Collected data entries

◆ ◆ ◆ ◆

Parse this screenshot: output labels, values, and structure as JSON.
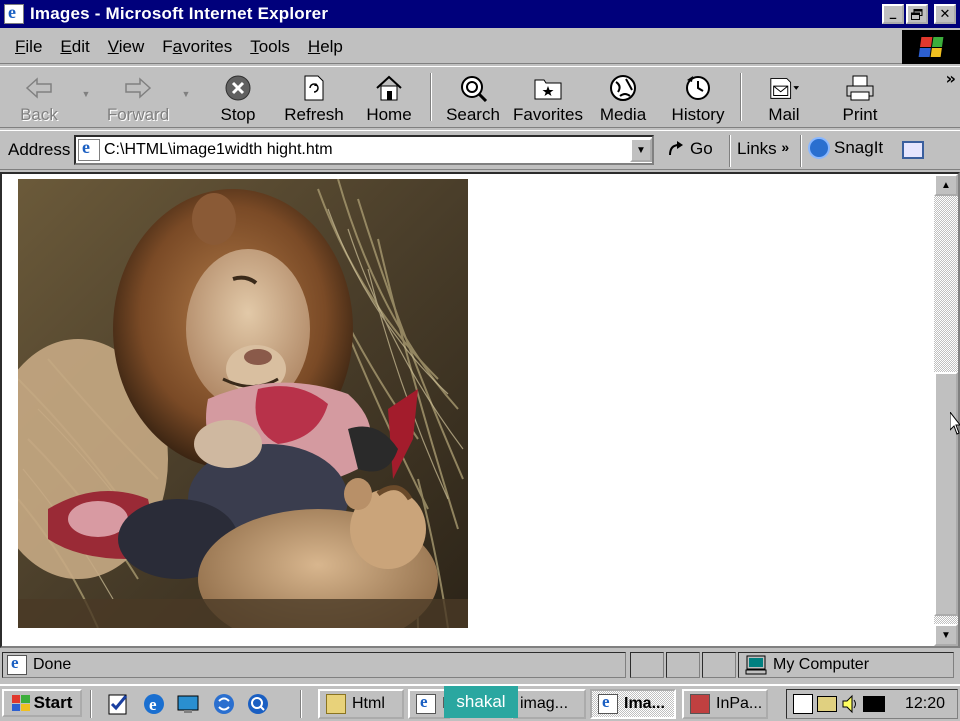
{
  "window": {
    "title": "Images - Microsoft Internet Explorer",
    "controls": [
      "_",
      "▯",
      "✕"
    ]
  },
  "menu": {
    "items": [
      {
        "label": "File",
        "accel": "F",
        "rest": "ile"
      },
      {
        "label": "Edit",
        "accel": "E",
        "rest": "dit"
      },
      {
        "label": "View",
        "accel": "V",
        "rest": "iew"
      },
      {
        "label": "Favorites",
        "accel": "a",
        "pre": "F",
        "rest": "vorites"
      },
      {
        "label": "Tools",
        "accel": "T",
        "rest": "ools"
      },
      {
        "label": "Help",
        "accel": "H",
        "rest": "elp"
      }
    ]
  },
  "toolbar": {
    "back": "Back",
    "forward": "Forward",
    "stop": "Stop",
    "refresh": "Refresh",
    "home": "Home",
    "search": "Search",
    "favorites": "Favorites",
    "media": "Media",
    "history": "History",
    "mail": "Mail",
    "print": "Print",
    "more": "»"
  },
  "address": {
    "label": "Address",
    "url": "C:\\HTML\\image1width hight.htm",
    "go": "Go",
    "links": "Links",
    "links_more": "»",
    "snagit": "SnagIt"
  },
  "content": {
    "image_description_name": "lion-photo"
  },
  "status": {
    "text": "Done",
    "zone": "My Computer"
  },
  "taskbar": {
    "start": "Start",
    "tasks": [
      {
        "label": "Html",
        "icon": "folder-icon",
        "active": false
      },
      {
        "label": "I",
        "icon": "ie-icon",
        "active": false
      },
      {
        "label": "imag...",
        "icon": "ie-icon",
        "active": false
      },
      {
        "label": "Ima...",
        "icon": "ie-icon",
        "active": true
      },
      {
        "label": "InPa...",
        "icon": "app-icon",
        "active": false
      }
    ],
    "tooltip": "shakal",
    "clock": "12:20"
  }
}
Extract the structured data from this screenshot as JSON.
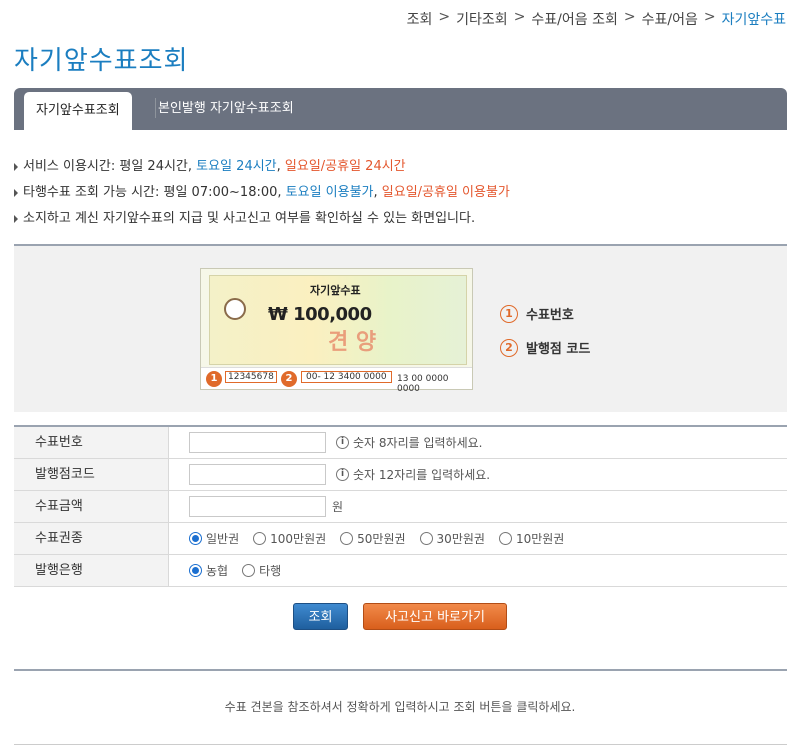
{
  "breadcrumb": {
    "items": [
      "조회",
      "기타조회",
      "수표/어음 조회",
      "수표/어음"
    ],
    "current": "자기앞수표",
    "separator": ">"
  },
  "page": {
    "title": "자기앞수표조회"
  },
  "tabs": [
    {
      "label": "자기앞수표조회"
    },
    {
      "label": "본인발행 자기앞수표조회"
    }
  ],
  "notes": {
    "line1": {
      "prefix": "서비스 이용시간: 평일 24시간, ",
      "blue": "토요일 24시간",
      "comma": ", ",
      "orange": "일요일/공휴일 24시간"
    },
    "line2": {
      "prefix": "타행수표 조회 가능 시간: 평일 07:00~18:00, ",
      "blue": "토요일 이용불가",
      "comma": ", ",
      "orange": "일요일/공휴일 이용불가"
    },
    "line3": "소지하고 계신 자기앞수표의 지급 및 사고신고 여부를 확인하실 수 있는 화면입니다."
  },
  "sample_check": {
    "title": "자기앞수표",
    "amount": "₩ 100,000",
    "seal_text": "견 양",
    "bottom": {
      "number": "12345678",
      "code": "00-  12  3400   0000",
      "tail": "13 00 0000 0000"
    },
    "markers": [
      "1",
      "2"
    ]
  },
  "legend": [
    {
      "num": "1",
      "label": "수표번호"
    },
    {
      "num": "2",
      "label": "발행점 코드"
    }
  ],
  "form": {
    "check_number": {
      "label": "수표번호",
      "value": "",
      "hint": "숫자 8자리를 입력하세요."
    },
    "branch_code": {
      "label": "발행점코드",
      "value": "",
      "hint": "숫자 12자리를 입력하세요."
    },
    "amount": {
      "label": "수표금액",
      "value": "",
      "unit": "원"
    },
    "denomination": {
      "label": "수표권종",
      "options": [
        "일반권",
        "100만원권",
        "50만원권",
        "30만원권",
        "10만원권"
      ],
      "selected": "일반권"
    },
    "bank": {
      "label": "발행은행",
      "options": [
        "농협",
        "타행"
      ],
      "selected": "농협"
    }
  },
  "buttons": {
    "search": "조회",
    "report": "사고신고 바로가기"
  },
  "footer": {
    "text": "수표 견본을 참조하셔서 정확하게 입력하시고 조회 버튼을 클릭하세요."
  },
  "colors": {
    "accent": "#1b7ec0",
    "orange": "#e4572e",
    "tabbar": "#6b7280",
    "button_blue": "#2a6fb4",
    "button_orange": "#e5702e"
  }
}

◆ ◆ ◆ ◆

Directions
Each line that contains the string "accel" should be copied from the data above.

Task result
        "accel": "F",
        "accel": "E",
        "accel": "V",
        "accel": "a",
        "accel": "T",
        "accel": "H",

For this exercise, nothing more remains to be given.